JBL Tour Pro 2 hands-on: Putting earbud controls on a touchscreen case

All of the features of the company's app without touching your phone.

Billy Steele/Engadget

JBL is showing off several models of true wireless earbuds at CES, but perhaps the most interesting is the Tour Pro 2. This premium set comes with a "smart" case that features a touchscreen display on the outside. That 1.45-inch LED panel gives you access to the core features of the JBL One app, including noise cancellation modes, EQ presets, volume and track controls. The display will also show you battery info for each earbud and the case individually, along with the current time. Those four items line the top while the other tools are available by swiping across screens.

The display turns on when you open the case or when you tap it, and then you unlock it with a swipe. As you might expect, the touchscreen automatically turns off after a few seconds and JBL has thrown in brightness and wallpaper customization for good measure. Another item the Tour Pro 2 case offers is message and social notifications, but the display doesn't actually show any text for those. It will just let you know you have something waiting.

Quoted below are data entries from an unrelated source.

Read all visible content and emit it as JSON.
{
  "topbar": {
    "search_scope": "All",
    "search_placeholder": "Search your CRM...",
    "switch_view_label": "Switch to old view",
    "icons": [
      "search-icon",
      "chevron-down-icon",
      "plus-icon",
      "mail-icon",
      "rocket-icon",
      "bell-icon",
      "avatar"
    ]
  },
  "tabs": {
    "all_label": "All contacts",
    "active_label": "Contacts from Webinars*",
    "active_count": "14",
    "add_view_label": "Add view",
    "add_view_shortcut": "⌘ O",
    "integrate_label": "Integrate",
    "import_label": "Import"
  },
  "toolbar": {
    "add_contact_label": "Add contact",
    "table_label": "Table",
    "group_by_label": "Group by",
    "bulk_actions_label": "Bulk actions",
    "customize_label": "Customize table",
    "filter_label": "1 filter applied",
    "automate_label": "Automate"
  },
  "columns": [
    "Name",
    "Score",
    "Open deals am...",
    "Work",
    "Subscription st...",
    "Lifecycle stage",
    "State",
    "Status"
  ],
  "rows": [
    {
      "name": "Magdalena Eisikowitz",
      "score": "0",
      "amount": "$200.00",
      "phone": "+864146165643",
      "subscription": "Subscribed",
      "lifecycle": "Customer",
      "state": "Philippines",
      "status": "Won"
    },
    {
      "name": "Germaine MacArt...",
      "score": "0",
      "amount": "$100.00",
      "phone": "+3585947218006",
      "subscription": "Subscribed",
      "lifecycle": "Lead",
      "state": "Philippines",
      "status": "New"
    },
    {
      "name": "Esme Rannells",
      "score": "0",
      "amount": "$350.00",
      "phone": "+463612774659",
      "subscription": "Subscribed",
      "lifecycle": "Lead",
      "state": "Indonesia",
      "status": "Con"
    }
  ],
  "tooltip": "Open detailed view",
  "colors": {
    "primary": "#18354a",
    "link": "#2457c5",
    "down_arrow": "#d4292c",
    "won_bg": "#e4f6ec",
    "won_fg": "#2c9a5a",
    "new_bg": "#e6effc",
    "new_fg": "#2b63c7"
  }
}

The touchscreen case is on the larger side for a set of true wireless earbuds, but not drastically so. It's noticeably bigger than most of JBL's lineup, but definitely not the largest I've seen. Of course, the larger stature is understandable since the company needed more room to accommodate a bigger battery for the display. Despite the extra power consumption, JBL is still promising battery life you'd expect in active noise canceling (ANC) buds: up to 8 hours with it on, up to 10 with it off. Plus, the case offers wireless charging and the quick-charge feature gives you four hours of listening in 15 minutes.

JBL is touting the convenience of not having to look at your phone for the "smart" case with the Tour Pro 2. Of course, you'll still have to carry the case with you and you'll have to stay within Bluetooth range of your connected device. I think the concept could have potential, but I'll need to spend some time doing "regular" everyday things to properly gauge the utility. There are things available on the display that you can't access directly on the earbuds and that you will otherwise have to tap into JBL's app to change, so it could conceivably save you a few seconds.

I'll have to wait until the $250 Tour Pro 2 arrives this spring to judge the audio quality as I wasn't able to do so during a brief CES demo. However, the company has a solid track record in that department so I expect its latest premium set will handle listening habits just fine.